Scholars who believe that democratic leadership varies depending on culture often argue that because of the legacy of Confucian culture, East Asia favors directive leadership. However, based on our case study of South Korea during the Roh Moo-hyun presidency (2003-2008), we argue that democratic leadership varies depending on the political situation, regardless of the society's given cultural traditions. In a society, what we call "appropriate leadership" has more to do with political rather than cultural factors. Keywords: leadership, culture, Asian values, Confucianism, South Korean politics.
Scholars for decades have debated the relationship between culture and leadership. Many have questioned whether different cultures prefer styles of different leadership.
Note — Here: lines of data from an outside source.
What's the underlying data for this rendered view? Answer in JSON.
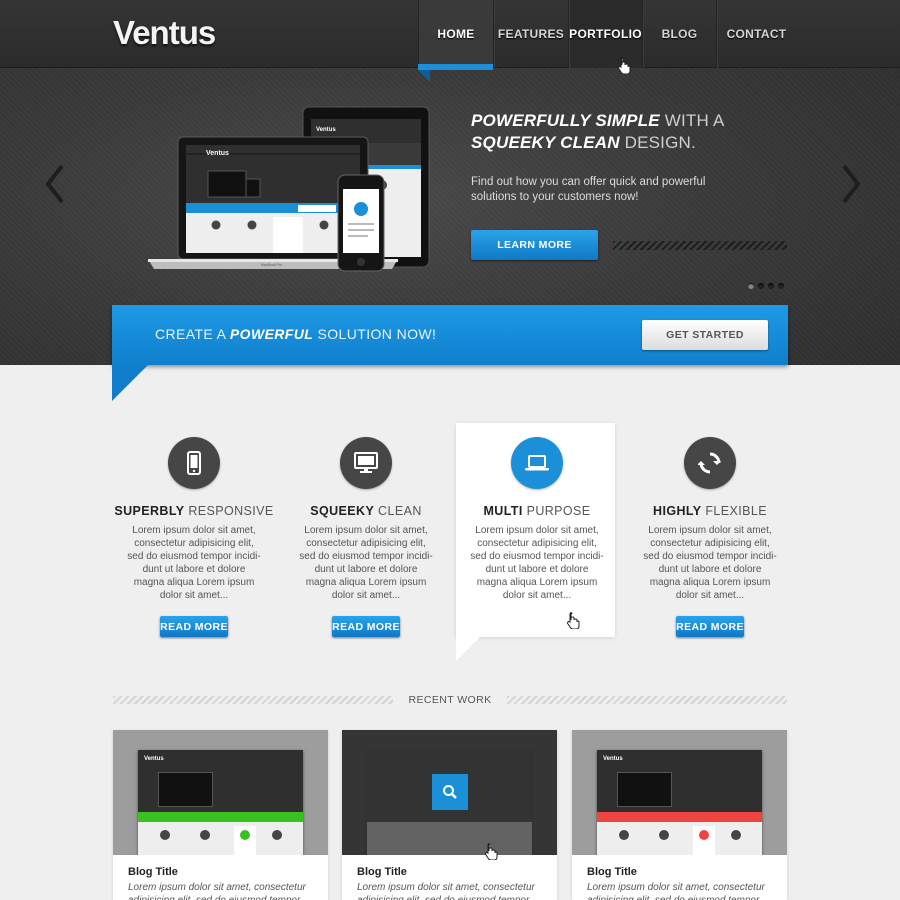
{
  "brand": {
    "logo": "Ventus",
    "accent": "#1b8fd8",
    "dark": "#2f2f2f"
  },
  "nav": {
    "items": [
      {
        "label": "HOME",
        "state": "active"
      },
      {
        "label": "FEATURES",
        "state": "normal"
      },
      {
        "label": "PORTFOLIO",
        "state": "hover"
      },
      {
        "label": "BLOG",
        "state": "normal"
      },
      {
        "label": "CONTACT",
        "state": "normal"
      }
    ]
  },
  "hero": {
    "title_line1_bold": "POWERFULLY SIMPLE",
    "title_line1_rest": " WITH A",
    "title_line2_bold": "SQUEEKY CLEAN",
    "title_line2_rest": " DESIGN.",
    "text": "Find out how you can offer quick and powerful solutions to your customers now!",
    "button": "LEARN MORE",
    "prev_icon": "chevron-left-icon",
    "next_icon": "chevron-right-icon",
    "slide_count": 4,
    "active_slide": 1,
    "device_mock": {
      "logo": "Ventus",
      "laptop_label": "MacBook Pro"
    }
  },
  "cta": {
    "text_pre": "CREATE A ",
    "text_bold": "POWERFUL",
    "text_post": " SOLUTION NOW!",
    "button": "GET STARTED"
  },
  "features": [
    {
      "title_bold": "SUPERBLY",
      "title_rest": " RESPONSIVE",
      "icon": "smartphone-icon",
      "text": "Lorem ipsum dolor sit amet, consectetur adipisicing elit, sed do eiusmod tempor incidi-dunt ut labore et dolore magna aliqua Lorem ipsum dolor sit amet...",
      "button": "READ MORE",
      "highlighted": false
    },
    {
      "title_bold": "SQUEEKY",
      "title_rest": " CLEAN",
      "icon": "monitor-icon",
      "text": "Lorem ipsum dolor sit amet, consectetur adipisicing elit, sed do eiusmod tempor incidi-dunt ut labore et dolore magna aliqua Lorem ipsum dolor sit amet...",
      "button": "READ MORE",
      "highlighted": false
    },
    {
      "title_bold": "MULTI",
      "title_rest": " PURPOSE",
      "icon": "laptop-icon",
      "text": "Lorem ipsum dolor sit amet, consectetur adipisicing elit, sed do eiusmod tempor incidi-dunt ut labore et dolore magna aliqua Lorem ipsum dolor sit amet...",
      "button": "",
      "highlighted": true
    },
    {
      "title_bold": "HIGHLY",
      "title_rest": " FLEXIBLE",
      "icon": "refresh-icon",
      "text": "Lorem ipsum dolor sit amet, consectetur adipisicing elit, sed do eiusmod tempor incidi-dunt ut labore et dolore magna aliqua Lorem ipsum dolor sit amet...",
      "button": "READ MORE",
      "highlighted": false
    }
  ],
  "recent": {
    "label": "RECENT WORK",
    "items": [
      {
        "title": "Blog Title",
        "text": "Lorem ipsum dolor sit amet, consectetur adipisicing elit, sed do eiusmod tempor",
        "accent": "#38c21f",
        "hovered": false
      },
      {
        "title": "Blog Title",
        "text": "Lorem ipsum dolor sit amet, consectetur adipisicing elit, sed do eiusmod tempor",
        "accent": "#1b8fd8",
        "hovered": true,
        "overlay_icon": "search-icon"
      },
      {
        "title": "Blog Title",
        "text": "Lorem ipsum dolor sit amet, consectetur adipisicing elit, sed do eiusmod tempor",
        "accent": "#f0453f",
        "hovered": false
      }
    ]
  }
}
Some have argued that democratic leadership varies across cultures (Hofstede 1980, 1993, 2001; Lord and Maher 1991; Gerstner and Day 1994; Jung, Bass, and Sosik 1995; House and Aditya 1997; Brodbeck, Frese, and Javidan 2002), while others have argued that some characteristics and attributes of leadership are valid across cultures (Smith and Peterson 1988; Bass 1997; Dorfman et al. 1997; House, Wright, and Aditya 1997; Den Hartog et al. 1999; Javidan and Carl 2004).
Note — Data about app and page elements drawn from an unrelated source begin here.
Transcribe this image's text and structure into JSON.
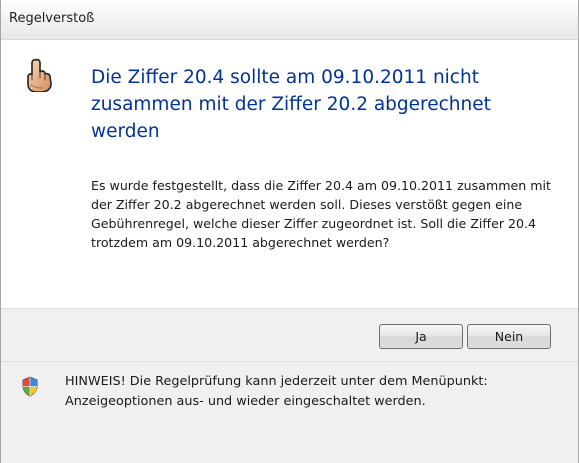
{
  "window": {
    "title": "Regelverstoß"
  },
  "icons": {
    "warning": "pointing-hand-icon",
    "footer": "shield-icon"
  },
  "main": {
    "heading": "Die Ziffer 20.4 sollte am 09.10.2011 nicht zusammen mit der Ziffer 20.2 abgerechnet werden",
    "message": "Es wurde festgestellt, dass die Ziffer 20.4 am 09.10.2011 zusammen mit der Ziffer 20.2 abgerechnet werden soll. Dieses verstößt gegen eine Gebührenregel, welche dieser Ziffer zugeordnet ist. Soll die Ziffer 20.4 trotzdem am 09.10.2011 abgerechnet werden?"
  },
  "buttons": {
    "yes_label": "Ja",
    "no_label": "Nein"
  },
  "footer": {
    "note": "HINWEIS! Die Regelprüfung kann jederzeit unter dem Menüpunkt: Anzeigeoptionen aus- und wieder eingeschaltet werden."
  },
  "colors": {
    "heading": "#003399",
    "button_bar": "#f0f0f0",
    "footer": "#f0f0f0"
  }
}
The former, which we call the culture-specific approach, assumes that because culture plays a significant role in defining appropriate-that is, democratic-leadership in a society, differ- ent cultures prefer different leadership (Javidan and Carl 2005). For example, from this perspective, a group of scholars has pointed out that "in a culture that endorses an authoritarian style, leader sensitivity might be interpreted as weak, whereas in cul- tures endorsing a more nurturing style, the same sensitivity is likely to prove essential for effective leadership" (Den Hartog et al. 1999, 225). Hence, the appropriate traits, behaviors, virtues, and roles of leaders vary depending on culture. In contrast, the lat- ter approach, which we call the "culture-neutral approach," assumes that because there are cross-cultural similarities in peo- ple's beliefs regarding leaders' traits, behaviors, virtues, and roles, some characteristics and attributes of leadership can be cross-cul- turally endorsed regardless of culture. From this perspective, the Global Leadership and Organizational Behavior Effectiveness (GLOBE) project, which analyzes the data obtained from respon- dents in sixty-two different cultures, shows that some character- istics of charismatic/transformational leadership are endorsed cross-culturally (Den Hartog et al. 1999).
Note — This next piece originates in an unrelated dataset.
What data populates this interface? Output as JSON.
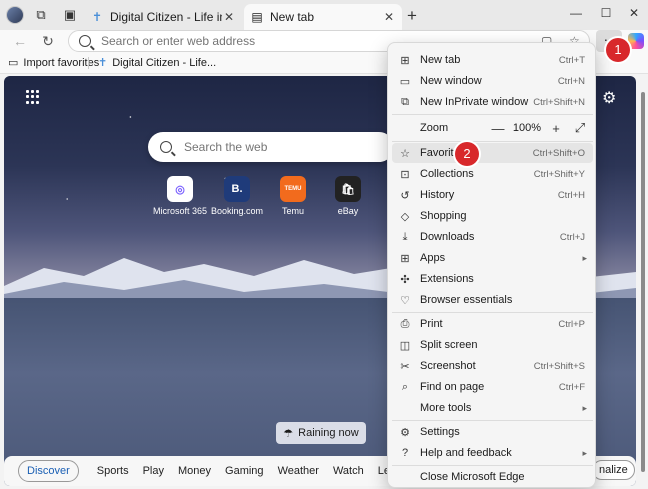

In the field of democracy studies, a similar debate focuses on the question of whether citizens in a democracy prefer different leadership depending on culture. Especially in East and Southeast Asia, this debate has often been conducted within the context of "Asian values."1 Proponents of "Asian values" have claimed that Confucian moral traditions, which emphasize the importance of group harmony, hierarchy, and collectivism, are qualitatively dif- ferent from Western moral traditions that stress individual rights and freedom. Thus, a different style of democracy is preferred in Asia (Kausikan 1993, 1997; Zakaria 1994; Mahbubani 1995; Mahathir and Ishihara 1995; Emmerson 1995). For this reason, these proponents maintain, Western-style liberal democracy is nei- ther suitable for nor compatible with Confucian Asia (Park and Shin 2006). In contrast, critics of Asian values have argued that democracy is possible in Asia and that the Asian values argument is just a pretext to legitimize authoritarian or quasi-democratic regimes in the region (Kim 1994; Fukuyama 1995; Ng 1997; Donnelly 1999; Sen 1999).
In line with the Asian values argument, a number of scholars claim that democracy in East and Southeast Asia favors different leadership than in the West because Confucian culture defines the appropriate traits, behavior, virtues, and roles of political leaders differently (Neher 1994; O'Dwyer 2003; Park and Shin 2006). …